Durban – The acting mayor of eThekwini Municipality, Fawzia Peer, has said that laboratory results on a water bottle that had allegedly been laced with a substance that smelled like paraffin, and which she had sipped from, had come back clear.
Peer was speaking to African News Agency (ANA) after a sitting of the executive committee at Durban City Hall on Tuesday.
“[The speaker has sent an email to me] and I have just found out now that the water is clear. It shocks me that the water is clear and [the testing] was done internally, and that another sample was not sent to [an outside laboratory],” said Peer.
Earlier in the day, council speaker William Mapena had refused to confirm with ANA that the results had been finalised and had tested negative for any added substance.
Paraffin was allegedly added to Peer’s water bottle at a full council sitting at city hall late last month. She sipped from the bottle before leaving the meeting and being rushed to hospital.
Speaker Mapena told councillors at that meeting not to drink the bottled water, as it appeared someone’s water had been laced with “paraffin”.
The bottle was taken for testing at eThekwini’s municipal laboratory and Peer returned to work the following day after being treated for burns to her lips, tongue and throat.
“I think we have learnt from this incident that the way the bottle [was tested] was not done well. But we have learnt from our mistakes,” Peer told ANA.
She said the police told her that they should have been called “immediately” to retrieve the bottle, seal it and take it for testing.
Four people had smelled the water on the day of the incident, said Peer.
“The chief whip (ANC councillor Nelly Nyanisa) was the first person. I gave her the bottle and said to her ‘it’s burning my mouth’. She smelled it and said ‘put it down, it's paraffin’,” said Peer.
“The chief whip then gave it to councillor Sipho Kaunda, because we all sit together, and then councillor Barbara Fontein. Each one smelled the paraffin. The speaker then asked what the commotion was about. The bottle was passed to the speaker, he smelled it and made an announcement that no one should drink the water.”
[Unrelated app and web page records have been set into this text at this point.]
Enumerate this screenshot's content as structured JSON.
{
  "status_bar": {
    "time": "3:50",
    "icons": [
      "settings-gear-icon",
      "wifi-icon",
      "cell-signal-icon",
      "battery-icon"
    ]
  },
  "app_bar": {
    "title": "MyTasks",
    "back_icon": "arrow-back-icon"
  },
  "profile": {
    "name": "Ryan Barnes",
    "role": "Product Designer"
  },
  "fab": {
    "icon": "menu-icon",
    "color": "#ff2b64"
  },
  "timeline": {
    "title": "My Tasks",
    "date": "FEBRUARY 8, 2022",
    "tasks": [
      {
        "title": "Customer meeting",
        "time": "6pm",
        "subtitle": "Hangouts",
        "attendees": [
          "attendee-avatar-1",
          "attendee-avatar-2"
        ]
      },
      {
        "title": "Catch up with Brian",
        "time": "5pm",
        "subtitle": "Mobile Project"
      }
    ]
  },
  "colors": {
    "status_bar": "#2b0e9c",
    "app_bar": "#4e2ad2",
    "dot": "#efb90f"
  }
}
At the time of the incident, ANA had been told by a few city employees that Peer was “a drama queen”, something she admitted to knowing about on Tuesday.
“To some people it’s a joke, it’s a laughing matter...but I am terrified,” she said. “I have to take proper care now of what I drink and what I eat. I buy my own food and I carry my own water bottle, which may sound a bit silly.”
Someone was reviewing camera footage of the day of the incident, she said.
An investigating officer had also been sent to interview her by the provincial police commissioner, Nhlanhla Mkhwanazi, she said.
“The investigating officer took a statement from me, he also took the remains of the water and he has the medical report,” said Peer.
Peer is acting in place of mayor Zandile Gumede, who has been placed on leave by the ANC after being charged with graft relating to a R208 million Durban Solid Waste tender from 2016.
African News Agency (ANA)